Bears Capitulate as Treasuries Thwart Chart Watchers

Discussion in 'Financial Futures' started by ASusilovic, Dec 17, 2007.

  1. It was only last April when John Kosar, the president of Asbury Research, insisted that anyone with a pencil and ruler could prove the 25-year bull market in Treasury bonds was over.

    Kosar said then that the looming decline was so obvious even a five-year-old could see yields would climb for ``many years'' to come. He acknowledged in an interview last week that ``trends have changed'' since July, when subprime mortgage losses began to contaminate credit markets. Citing charts of 30- year bond futures, Kosar said from his office in Lake in the Hills, Illinois, that the government bond market ``did an about- face'' and is now ``pointing to lower'' yields.

    The yield on the 10-year U.S. note fell as low as 3.79 percent on Nov. 26 from a five-year high of 5.32 percent in June as investors sought the safety of government debt amid mounting losses on securities linked to borrowers with poor credit. Treasuries have returned 7.71 percent this year, the most since 2002, when they gained 11.6 percent, according to Merrill Lynch & Co. index data.

    The sudden rise in the cost of credit sparked by the subprime collapse forced technical analysts, who make market predictions based on historical price patterns, to change their expectations. The difference between the interest rate banks pay for three-month loans and government borrowing costs, called the TED spread, reached 2.21 percentage points on Dec. 11, the highest since Aug. 20. The last time the spread was this high this long was in the aftermath of the 1987 stock market crash.

    Perfect headline for a short entry...:D :D :D
  2. Lake in the Hills, Illinois? Damn, that's getting close to me. I guess Bloomberg couldn't find anybody in NYC for comment. You do realize this means bonds should rally up to 116/117 in the near-term.

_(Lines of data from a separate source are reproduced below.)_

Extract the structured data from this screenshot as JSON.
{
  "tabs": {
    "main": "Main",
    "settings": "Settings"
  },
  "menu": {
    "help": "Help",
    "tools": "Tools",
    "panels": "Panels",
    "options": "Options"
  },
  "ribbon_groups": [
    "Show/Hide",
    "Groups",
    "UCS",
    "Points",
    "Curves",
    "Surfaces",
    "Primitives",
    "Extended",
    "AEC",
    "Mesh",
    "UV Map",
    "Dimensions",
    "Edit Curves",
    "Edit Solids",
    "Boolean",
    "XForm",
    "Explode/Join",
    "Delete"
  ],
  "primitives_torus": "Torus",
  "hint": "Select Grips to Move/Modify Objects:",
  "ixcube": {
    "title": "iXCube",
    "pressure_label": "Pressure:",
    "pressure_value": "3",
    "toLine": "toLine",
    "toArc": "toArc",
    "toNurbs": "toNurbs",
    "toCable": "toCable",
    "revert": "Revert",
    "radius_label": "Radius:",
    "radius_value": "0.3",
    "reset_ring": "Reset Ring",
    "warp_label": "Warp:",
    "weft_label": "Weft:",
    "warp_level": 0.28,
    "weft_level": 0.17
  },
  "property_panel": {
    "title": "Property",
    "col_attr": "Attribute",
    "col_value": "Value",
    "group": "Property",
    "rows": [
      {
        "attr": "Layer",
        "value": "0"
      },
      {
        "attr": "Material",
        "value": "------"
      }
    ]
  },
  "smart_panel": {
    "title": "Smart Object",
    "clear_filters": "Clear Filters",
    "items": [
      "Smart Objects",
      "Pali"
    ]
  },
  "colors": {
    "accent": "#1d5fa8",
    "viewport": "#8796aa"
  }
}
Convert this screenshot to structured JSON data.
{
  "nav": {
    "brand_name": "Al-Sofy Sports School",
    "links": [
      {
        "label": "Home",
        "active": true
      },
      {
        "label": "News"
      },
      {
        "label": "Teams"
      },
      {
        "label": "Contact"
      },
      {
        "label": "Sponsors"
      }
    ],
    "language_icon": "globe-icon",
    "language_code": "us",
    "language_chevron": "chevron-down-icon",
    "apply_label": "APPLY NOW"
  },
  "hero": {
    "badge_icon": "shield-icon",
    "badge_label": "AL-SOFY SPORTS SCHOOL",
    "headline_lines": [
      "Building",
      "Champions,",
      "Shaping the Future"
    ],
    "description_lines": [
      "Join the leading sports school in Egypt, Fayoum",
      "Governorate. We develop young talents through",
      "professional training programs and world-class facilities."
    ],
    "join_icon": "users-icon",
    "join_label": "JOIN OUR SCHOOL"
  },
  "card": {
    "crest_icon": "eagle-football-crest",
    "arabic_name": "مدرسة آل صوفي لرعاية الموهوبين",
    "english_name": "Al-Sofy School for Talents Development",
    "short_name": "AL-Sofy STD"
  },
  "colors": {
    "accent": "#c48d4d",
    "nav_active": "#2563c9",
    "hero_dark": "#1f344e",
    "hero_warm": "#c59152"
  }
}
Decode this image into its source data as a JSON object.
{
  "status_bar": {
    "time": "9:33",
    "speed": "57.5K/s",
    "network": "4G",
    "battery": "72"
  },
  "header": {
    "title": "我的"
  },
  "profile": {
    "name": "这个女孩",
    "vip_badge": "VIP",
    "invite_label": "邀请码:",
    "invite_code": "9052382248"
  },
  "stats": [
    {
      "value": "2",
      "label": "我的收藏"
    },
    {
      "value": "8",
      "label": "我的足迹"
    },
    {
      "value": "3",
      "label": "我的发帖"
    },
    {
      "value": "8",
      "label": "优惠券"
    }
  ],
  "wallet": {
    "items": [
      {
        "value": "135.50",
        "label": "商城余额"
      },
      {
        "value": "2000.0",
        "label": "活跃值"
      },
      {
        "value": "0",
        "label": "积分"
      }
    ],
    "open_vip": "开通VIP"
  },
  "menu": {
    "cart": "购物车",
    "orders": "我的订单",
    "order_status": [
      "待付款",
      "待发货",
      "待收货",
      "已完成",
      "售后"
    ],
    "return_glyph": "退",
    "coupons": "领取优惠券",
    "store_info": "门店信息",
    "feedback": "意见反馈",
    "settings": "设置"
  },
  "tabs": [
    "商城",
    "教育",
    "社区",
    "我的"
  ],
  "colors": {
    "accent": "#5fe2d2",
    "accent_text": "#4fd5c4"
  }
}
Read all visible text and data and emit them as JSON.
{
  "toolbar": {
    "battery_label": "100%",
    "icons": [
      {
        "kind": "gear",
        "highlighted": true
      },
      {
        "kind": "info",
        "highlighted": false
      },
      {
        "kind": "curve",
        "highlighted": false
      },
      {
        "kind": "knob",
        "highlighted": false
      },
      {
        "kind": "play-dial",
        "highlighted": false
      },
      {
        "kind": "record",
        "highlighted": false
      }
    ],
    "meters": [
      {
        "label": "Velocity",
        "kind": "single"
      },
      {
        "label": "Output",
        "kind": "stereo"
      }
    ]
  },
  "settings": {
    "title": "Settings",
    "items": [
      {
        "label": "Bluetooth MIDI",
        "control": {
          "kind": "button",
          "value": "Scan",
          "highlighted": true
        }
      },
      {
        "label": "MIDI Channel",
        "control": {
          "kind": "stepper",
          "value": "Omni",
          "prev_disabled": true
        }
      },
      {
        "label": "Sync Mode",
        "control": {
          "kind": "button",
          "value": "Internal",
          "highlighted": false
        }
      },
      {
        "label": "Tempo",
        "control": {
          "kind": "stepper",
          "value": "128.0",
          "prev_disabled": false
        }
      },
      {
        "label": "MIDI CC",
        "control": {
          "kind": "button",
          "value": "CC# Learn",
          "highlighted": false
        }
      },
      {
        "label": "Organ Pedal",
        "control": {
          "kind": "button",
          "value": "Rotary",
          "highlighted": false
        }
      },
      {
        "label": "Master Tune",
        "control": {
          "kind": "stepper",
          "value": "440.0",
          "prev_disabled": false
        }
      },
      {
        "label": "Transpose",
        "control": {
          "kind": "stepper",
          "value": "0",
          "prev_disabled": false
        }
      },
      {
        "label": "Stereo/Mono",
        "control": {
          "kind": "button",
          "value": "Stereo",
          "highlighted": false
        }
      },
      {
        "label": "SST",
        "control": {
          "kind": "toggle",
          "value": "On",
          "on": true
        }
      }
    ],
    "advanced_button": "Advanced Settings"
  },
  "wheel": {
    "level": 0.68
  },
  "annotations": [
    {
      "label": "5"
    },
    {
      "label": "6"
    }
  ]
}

That would be a better place to get "short" than 113.
  3. Nazz,

    you really want to make me waiting for this 116 / 117 area ? In the meantime, what to do with the overhang of USD in my portfolios ? I thought of a X-Mas shopping tour in NYC...:p
  4. NYC? Go to a warm-weather locale instead!
  5. I heard mail is now to be forwarded to Van Down by the River, Illinois...
  6. Matt, would that be the Fox River? :D
  7. Nazz,

    what´s up today with T-Notes and 30 yr ? Hitting multi-week lows...Thought, we´re playing sort of recession scenario, or ?
  8. Reasons for the recent downmove?...........(1) Christmas sales may be higher than what people have been led to believe? (2) Year-end liquidation? (3) Flight-to-risk, (higher yields)? The first week of January ought to be bullish because of an influx of retirement fund buying. Look at the chart to get a better view. I'd really like it if some portfolio manager in Mayberry, North Carolina or Hooterville, Tennessee gave a bearish forecast in the next few days.
  9. It could be as simple as "too many people were piling into the bullish camp"...

    From Mark Hulbert's 11/30 Marketwatch article:
    "If contrarians continue to be right about the bond market, now is not a good time to buy bonds. The path of least resistance over the next several months will be for interest rates to rise and for bonds to fall."

    He based this conclusion upon a reading of bond timer sentiment.
  10. Very interesting chart, indeed ! Ha, ha, ha ! Mjam, preferred breakfast ! :p
    #10     Dec 27, 2007